* Assignment: Present the count of lines in the entries below that hold "heart", and present nothing else.

* Data shown:
════

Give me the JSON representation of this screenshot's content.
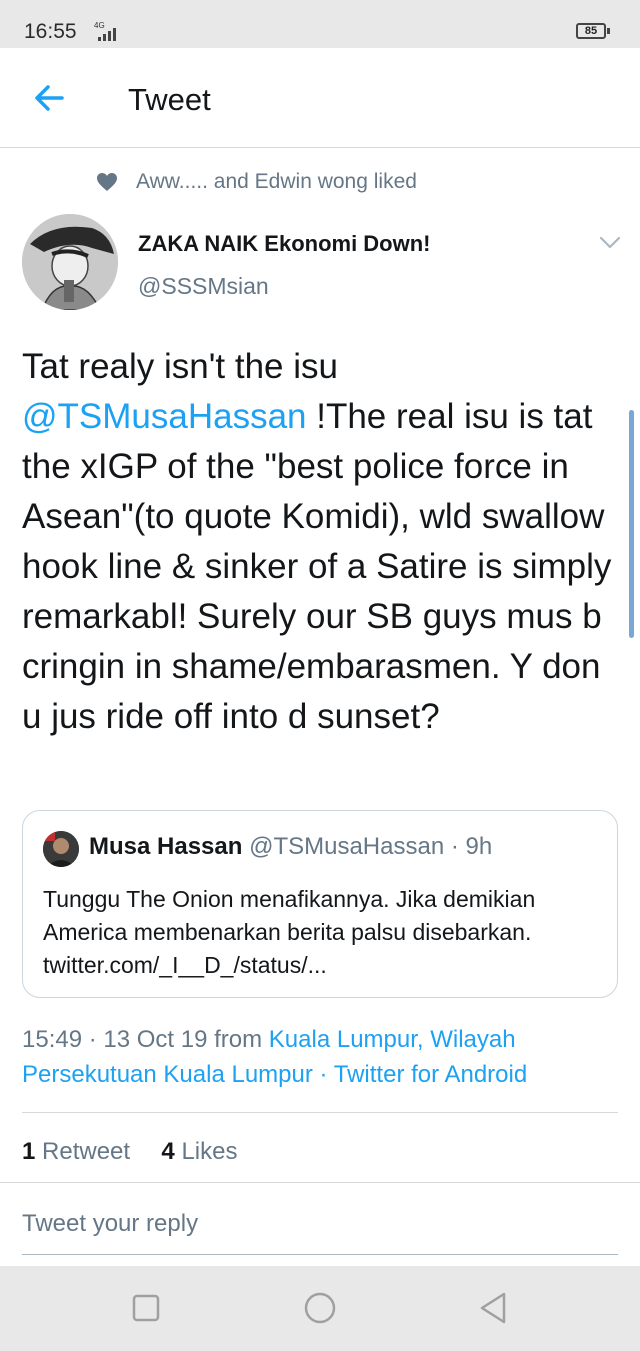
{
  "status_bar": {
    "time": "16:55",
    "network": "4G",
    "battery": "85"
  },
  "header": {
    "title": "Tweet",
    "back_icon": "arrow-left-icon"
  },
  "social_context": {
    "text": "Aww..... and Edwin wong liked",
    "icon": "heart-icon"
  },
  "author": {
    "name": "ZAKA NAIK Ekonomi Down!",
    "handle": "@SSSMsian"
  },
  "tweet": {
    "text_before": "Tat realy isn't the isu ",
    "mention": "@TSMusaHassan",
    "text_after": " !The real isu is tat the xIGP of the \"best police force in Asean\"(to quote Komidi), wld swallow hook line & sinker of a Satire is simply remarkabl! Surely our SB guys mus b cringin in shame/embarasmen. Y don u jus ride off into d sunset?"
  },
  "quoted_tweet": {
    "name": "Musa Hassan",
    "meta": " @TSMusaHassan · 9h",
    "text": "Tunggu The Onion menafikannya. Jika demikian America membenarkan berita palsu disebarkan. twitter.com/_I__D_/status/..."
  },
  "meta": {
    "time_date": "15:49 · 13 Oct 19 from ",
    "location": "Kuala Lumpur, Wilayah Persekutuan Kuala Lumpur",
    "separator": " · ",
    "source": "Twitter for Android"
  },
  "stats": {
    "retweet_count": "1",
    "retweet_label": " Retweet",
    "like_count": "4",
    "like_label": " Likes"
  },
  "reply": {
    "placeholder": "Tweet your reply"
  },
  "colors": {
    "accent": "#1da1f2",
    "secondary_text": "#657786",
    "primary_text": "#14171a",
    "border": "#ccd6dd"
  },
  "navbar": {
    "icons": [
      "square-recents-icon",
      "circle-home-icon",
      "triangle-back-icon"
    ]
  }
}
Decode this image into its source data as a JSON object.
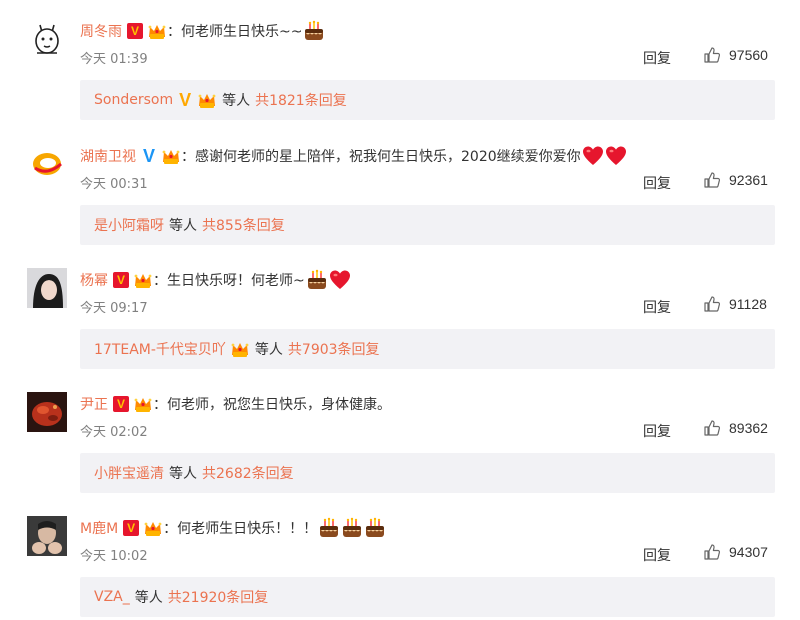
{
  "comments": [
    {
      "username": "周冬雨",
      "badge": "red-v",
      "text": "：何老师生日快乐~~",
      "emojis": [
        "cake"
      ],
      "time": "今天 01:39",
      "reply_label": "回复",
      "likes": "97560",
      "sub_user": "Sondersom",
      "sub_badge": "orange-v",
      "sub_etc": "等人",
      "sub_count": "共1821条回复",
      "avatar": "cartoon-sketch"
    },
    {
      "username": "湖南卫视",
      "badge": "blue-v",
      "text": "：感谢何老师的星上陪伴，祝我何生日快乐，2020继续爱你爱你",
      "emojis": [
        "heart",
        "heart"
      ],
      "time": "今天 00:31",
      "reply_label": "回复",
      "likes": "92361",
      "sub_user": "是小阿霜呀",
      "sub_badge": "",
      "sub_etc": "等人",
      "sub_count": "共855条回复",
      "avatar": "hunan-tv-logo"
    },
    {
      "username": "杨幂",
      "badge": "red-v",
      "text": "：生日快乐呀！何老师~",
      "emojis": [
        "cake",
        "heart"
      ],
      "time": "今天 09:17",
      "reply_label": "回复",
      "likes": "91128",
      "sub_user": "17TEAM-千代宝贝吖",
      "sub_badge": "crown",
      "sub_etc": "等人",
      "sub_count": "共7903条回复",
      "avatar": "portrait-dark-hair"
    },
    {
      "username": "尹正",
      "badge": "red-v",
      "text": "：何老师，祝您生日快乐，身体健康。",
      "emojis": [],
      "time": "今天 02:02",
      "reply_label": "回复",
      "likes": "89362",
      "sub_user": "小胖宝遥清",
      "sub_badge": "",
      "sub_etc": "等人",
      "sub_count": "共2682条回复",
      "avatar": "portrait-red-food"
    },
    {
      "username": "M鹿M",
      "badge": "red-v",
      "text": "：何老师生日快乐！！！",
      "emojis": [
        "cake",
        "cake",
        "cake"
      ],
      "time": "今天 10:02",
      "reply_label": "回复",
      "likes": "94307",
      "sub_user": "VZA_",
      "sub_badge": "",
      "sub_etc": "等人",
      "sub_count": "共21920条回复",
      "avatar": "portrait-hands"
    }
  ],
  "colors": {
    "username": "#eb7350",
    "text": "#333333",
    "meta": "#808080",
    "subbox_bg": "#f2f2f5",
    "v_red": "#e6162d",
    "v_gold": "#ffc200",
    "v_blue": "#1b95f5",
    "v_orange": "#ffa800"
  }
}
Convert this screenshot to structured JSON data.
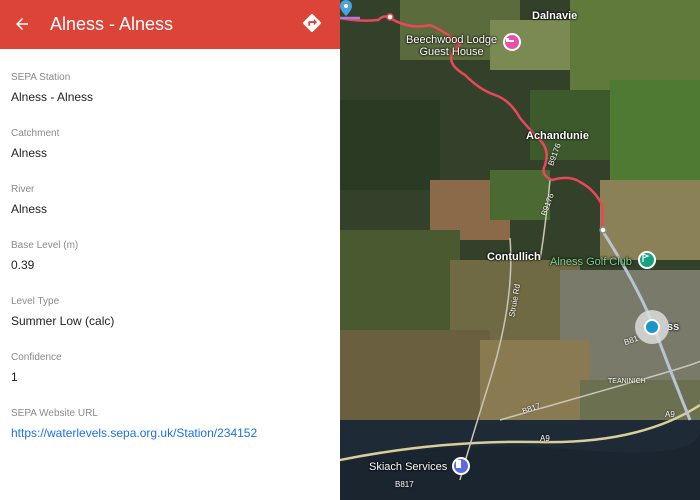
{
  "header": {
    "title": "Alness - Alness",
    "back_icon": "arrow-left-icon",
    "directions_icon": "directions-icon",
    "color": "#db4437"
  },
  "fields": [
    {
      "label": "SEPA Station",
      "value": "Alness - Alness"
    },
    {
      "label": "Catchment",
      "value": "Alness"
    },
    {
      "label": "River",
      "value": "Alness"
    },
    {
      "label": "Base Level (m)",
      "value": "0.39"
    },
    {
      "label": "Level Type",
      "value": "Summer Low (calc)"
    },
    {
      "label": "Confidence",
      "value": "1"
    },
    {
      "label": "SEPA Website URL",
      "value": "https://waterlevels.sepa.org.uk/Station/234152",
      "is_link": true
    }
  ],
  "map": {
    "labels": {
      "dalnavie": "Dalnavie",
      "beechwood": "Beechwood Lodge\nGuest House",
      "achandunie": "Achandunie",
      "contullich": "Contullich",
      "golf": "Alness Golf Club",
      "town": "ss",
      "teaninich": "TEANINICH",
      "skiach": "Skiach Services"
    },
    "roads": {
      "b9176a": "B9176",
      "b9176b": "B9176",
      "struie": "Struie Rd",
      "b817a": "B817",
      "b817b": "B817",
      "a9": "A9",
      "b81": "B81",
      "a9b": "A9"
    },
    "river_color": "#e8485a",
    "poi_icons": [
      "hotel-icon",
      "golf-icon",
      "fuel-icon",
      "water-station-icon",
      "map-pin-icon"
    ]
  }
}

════

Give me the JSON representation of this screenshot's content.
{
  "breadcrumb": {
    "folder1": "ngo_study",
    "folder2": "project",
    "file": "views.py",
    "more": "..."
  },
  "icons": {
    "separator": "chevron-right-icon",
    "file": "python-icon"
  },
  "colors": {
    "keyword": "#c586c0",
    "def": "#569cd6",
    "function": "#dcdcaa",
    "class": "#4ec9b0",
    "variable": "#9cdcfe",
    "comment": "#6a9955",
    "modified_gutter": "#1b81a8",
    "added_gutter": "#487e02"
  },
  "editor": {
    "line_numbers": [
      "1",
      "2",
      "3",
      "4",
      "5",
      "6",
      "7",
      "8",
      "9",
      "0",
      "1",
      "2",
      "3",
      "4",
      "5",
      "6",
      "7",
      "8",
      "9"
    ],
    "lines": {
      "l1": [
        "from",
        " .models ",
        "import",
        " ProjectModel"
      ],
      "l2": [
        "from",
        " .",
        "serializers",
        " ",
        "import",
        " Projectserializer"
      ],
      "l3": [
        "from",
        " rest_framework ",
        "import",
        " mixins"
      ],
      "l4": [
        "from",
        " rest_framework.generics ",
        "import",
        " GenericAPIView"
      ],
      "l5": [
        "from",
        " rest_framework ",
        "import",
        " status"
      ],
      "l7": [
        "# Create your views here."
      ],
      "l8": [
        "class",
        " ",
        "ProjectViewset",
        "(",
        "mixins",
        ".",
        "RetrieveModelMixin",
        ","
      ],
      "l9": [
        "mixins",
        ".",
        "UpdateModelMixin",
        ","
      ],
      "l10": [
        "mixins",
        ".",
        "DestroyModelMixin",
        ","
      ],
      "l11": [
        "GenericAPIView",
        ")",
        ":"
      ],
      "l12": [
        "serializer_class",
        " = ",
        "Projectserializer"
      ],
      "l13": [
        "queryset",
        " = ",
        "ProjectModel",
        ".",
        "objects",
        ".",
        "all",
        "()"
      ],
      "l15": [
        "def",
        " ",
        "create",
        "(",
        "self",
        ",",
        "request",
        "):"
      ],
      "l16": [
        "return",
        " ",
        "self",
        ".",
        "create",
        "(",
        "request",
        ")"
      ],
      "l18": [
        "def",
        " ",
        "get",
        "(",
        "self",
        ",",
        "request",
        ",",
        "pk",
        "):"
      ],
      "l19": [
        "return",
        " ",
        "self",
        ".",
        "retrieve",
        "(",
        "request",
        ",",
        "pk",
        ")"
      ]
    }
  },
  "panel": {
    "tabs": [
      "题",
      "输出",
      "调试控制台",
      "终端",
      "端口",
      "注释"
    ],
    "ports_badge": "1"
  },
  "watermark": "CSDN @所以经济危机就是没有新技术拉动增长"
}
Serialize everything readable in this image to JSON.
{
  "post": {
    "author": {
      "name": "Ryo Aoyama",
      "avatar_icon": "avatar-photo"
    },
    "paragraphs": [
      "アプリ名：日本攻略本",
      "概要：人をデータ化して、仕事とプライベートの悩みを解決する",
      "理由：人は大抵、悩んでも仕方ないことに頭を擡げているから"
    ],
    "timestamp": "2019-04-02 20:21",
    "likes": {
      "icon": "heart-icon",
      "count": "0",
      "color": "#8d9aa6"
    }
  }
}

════

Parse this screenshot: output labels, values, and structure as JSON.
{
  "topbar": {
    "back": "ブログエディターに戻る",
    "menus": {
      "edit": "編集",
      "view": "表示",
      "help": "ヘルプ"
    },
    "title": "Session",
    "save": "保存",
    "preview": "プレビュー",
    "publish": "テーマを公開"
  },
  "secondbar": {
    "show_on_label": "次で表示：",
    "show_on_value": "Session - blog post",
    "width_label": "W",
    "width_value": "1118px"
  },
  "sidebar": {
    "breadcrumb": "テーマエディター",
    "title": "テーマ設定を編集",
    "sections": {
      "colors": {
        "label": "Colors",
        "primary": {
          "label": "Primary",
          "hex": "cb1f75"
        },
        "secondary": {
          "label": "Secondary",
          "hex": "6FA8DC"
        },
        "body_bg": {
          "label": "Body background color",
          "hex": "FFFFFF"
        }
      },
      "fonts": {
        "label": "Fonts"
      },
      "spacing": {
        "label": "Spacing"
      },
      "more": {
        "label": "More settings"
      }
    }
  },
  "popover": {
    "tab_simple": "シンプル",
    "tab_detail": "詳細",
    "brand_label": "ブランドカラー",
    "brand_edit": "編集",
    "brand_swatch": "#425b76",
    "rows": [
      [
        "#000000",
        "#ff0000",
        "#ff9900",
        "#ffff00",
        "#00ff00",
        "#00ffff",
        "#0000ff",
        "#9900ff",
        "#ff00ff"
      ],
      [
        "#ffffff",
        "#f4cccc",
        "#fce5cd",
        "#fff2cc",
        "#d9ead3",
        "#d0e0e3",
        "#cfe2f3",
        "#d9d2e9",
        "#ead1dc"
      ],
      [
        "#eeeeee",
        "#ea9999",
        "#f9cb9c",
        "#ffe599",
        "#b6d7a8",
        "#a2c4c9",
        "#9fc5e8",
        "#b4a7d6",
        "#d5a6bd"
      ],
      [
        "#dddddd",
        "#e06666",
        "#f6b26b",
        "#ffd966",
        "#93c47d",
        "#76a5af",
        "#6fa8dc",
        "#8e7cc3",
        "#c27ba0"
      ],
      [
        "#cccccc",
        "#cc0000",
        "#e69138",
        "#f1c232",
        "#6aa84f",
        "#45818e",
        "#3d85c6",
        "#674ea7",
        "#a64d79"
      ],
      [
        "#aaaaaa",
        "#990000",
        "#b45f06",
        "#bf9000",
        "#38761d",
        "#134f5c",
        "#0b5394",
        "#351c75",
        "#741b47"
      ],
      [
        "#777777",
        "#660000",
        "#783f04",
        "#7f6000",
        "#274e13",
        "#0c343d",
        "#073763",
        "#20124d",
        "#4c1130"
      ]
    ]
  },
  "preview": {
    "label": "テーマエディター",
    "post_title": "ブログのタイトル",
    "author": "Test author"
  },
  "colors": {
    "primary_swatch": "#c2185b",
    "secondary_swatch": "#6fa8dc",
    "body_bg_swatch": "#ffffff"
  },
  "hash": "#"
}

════

* Task solution: 5